Over 20 million Americans age 40 and over are affected by a potentially debilitating condition called cataracts. Most of these people are also candidates for a painless outpatient procedure that could easily improve their eyesight and quality of life.

Falls in those with poor vision are radically reduced after cataract surgery.

These 6 simple ways to safeguard your vision can help you keep your eyes healthy, no matter how old you are.

This “sneaky thief of sight” develops slowly for years, but once the damage is done it is permanent. Protect your sight by scheduling regular eye exams that can catch this disease early on.

Aging eyes need special care, but seniors don't always get it, says Craig Chasnov, a Fort Myers, Fla., optician. Prescriptions are often inaccurate because elderly people go to the wrong type of eye doctor. Older people should look for lightweight titanium frames and wrap-around sunglasses. Seniors should also check out new technology such as digitally surfaced, Superfocus and photochromic lenses.

Glaucoma, cataracts, macular degeneration and diabetic retinopathy are the four most common eye conditions among people over age 65. Learn about symptoms and preventive measures you can take to help preserve your vision.

Presbyopia happens as people age, and impacts the ability to focus on objects that are close-up, causing dangerous living conditions.

Glaucoma is an eye disease that can damage the optic nerve and result in vision loss and blindness. With regular eye exams and early treatment, seniors can protect their eyes from glaucoma and vision loss.

A team of researchers has determined that variations in certain genes involved in fighting infection can successfully predict the risk of developing age-related macular degeneration, the leading cause of blindness in seniors.

Research proves that low-intensity laser treatment thought to be effective in slowing or preventing vision loss from age-related macular degeneration (AMD), is ineffective.

There is a foundation that operates the largest public service program in America, including individual eye care. Click to read Dr. Maisel's full answer.

Glaucoma is now more reliably diagnosed and tracked for progression using technologically advanced tools such as laser scanners and digital photography. Click to read Dr. Maisel's full answer.

Senior citizens, 65 years or older, should have an ocular examination performed by an ophthalmologist every one to two years at a minimum, even without any existing risk factors. Click to read Dr. Maisel's full answer.

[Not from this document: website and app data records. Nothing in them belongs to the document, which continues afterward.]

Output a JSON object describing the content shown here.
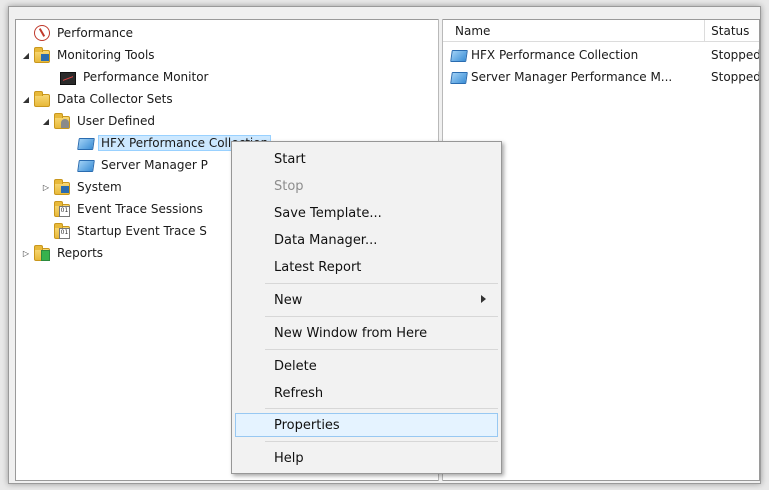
{
  "tree": {
    "root": {
      "label": "Performance",
      "icon": "performance-icon"
    },
    "monitoring_tools": {
      "label": "Monitoring Tools",
      "icon": "tools-folder-icon"
    },
    "performance_monitor": {
      "label": "Performance Monitor",
      "icon": "monitor-icon"
    },
    "data_collector_sets": {
      "label": "Data Collector Sets",
      "icon": "folder-icon"
    },
    "user_defined": {
      "label": "User Defined",
      "icon": "user-folder-icon"
    },
    "hfx": {
      "label": "HFX Performance Collection",
      "icon": "data-collector-icon"
    },
    "server_manager": {
      "label": "Server Manager P",
      "icon": "data-collector-icon"
    },
    "system": {
      "label": "System",
      "icon": "folder-icon"
    },
    "event_trace": {
      "label": "Event Trace Sessions",
      "icon": "log-folder-icon"
    },
    "startup_event": {
      "label": "Startup Event Trace S",
      "icon": "log-folder-icon"
    },
    "reports": {
      "label": "Reports",
      "icon": "reports-folder-icon"
    }
  },
  "list": {
    "columns": {
      "name": "Name",
      "status": "Status"
    },
    "rows": [
      {
        "name": "HFX Performance Collection",
        "status": "Stopped"
      },
      {
        "name": "Server Manager Performance M...",
        "status": "Stopped"
      }
    ]
  },
  "context_menu": {
    "start": "Start",
    "stop": "Stop",
    "save_template": "Save Template...",
    "data_manager": "Data Manager...",
    "latest_report": "Latest Report",
    "new": "New",
    "new_window": "New Window from Here",
    "delete": "Delete",
    "refresh": "Refresh",
    "properties": "Properties",
    "help": "Help"
  },
  "colors": {
    "selection": "#cce8ff",
    "menu_hover": "#e5f3ff",
    "menu_hover_border": "#98c8f2",
    "disabled_text": "#8d8d8d"
  }
}
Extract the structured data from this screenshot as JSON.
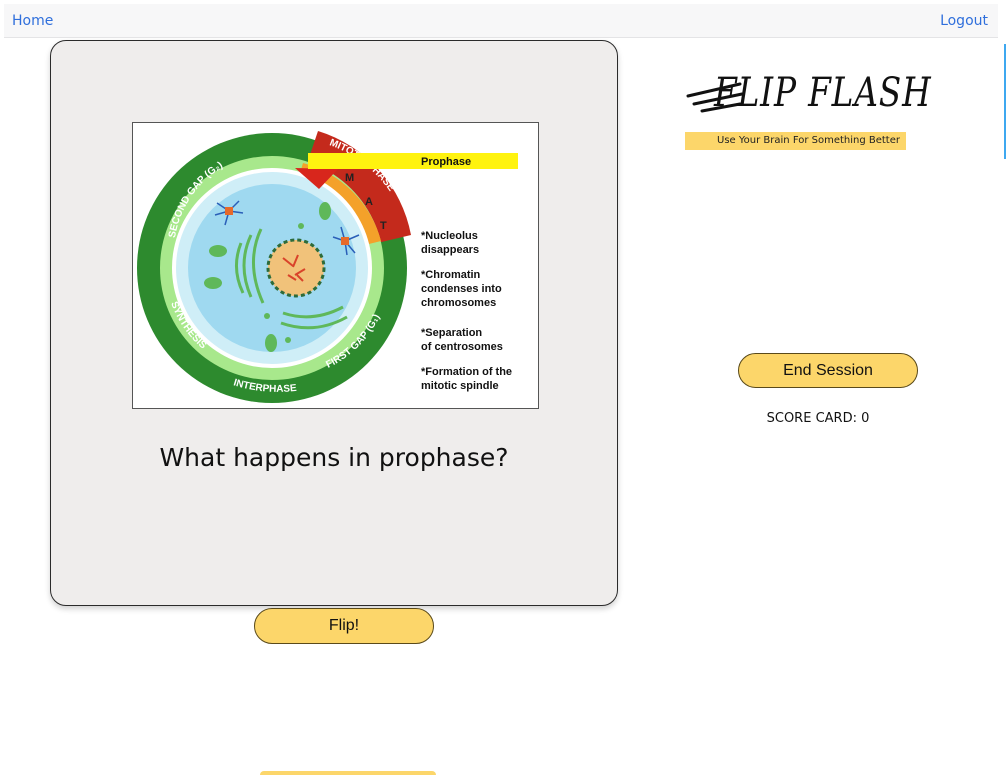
{
  "nav": {
    "home_label": "Home",
    "logout_label": "Logout"
  },
  "logo": {
    "title": "FLIP FLASH",
    "tagline": "Use Your Brain For Something Better"
  },
  "card": {
    "question": "What happens in prophase?",
    "image": {
      "highlight_label": "Prophase",
      "notes": [
        [
          "*Nucleolus",
          " disappears"
        ],
        [
          "*Chromatin",
          "condenses into",
          "chromosomes"
        ],
        [
          "*Separation",
          "of centrosomes"
        ],
        [
          "*Formation of the",
          "mitotic spindle"
        ]
      ],
      "ring_labels": {
        "second_gap": "SECOND GAP (G₂)",
        "mitotic_phase": "MITOTIC PHASE",
        "phase_letters": [
          "M",
          "A",
          "T"
        ],
        "synthesis": "SYNTHESIS",
        "first_gap": "FIRST GAP (G₁)",
        "interphase": "INTERPHASE"
      }
    }
  },
  "controls": {
    "flip_label": "Flip!",
    "end_session_label": "End Session"
  },
  "score": {
    "text": "SCORE CARD: 0"
  },
  "colors": {
    "button": "#fcd66a",
    "link": "#2f6fdc",
    "card_bg": "#efedec"
  }
}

Glaucoma is detected through a comprehensive eye exam. Treatments, including medication and surgery, delay progression of the disease, but do not restore eyesight that has already been lost.

Diabetic retinopathy is the most common diabetic eye disease and a leading cause of blindness in elderly adults.

Surgery is the only effective treatment for blurry vision caused by cataracts. Here's what caregivers and their elderly loved ones can expect before, during and after this procedure.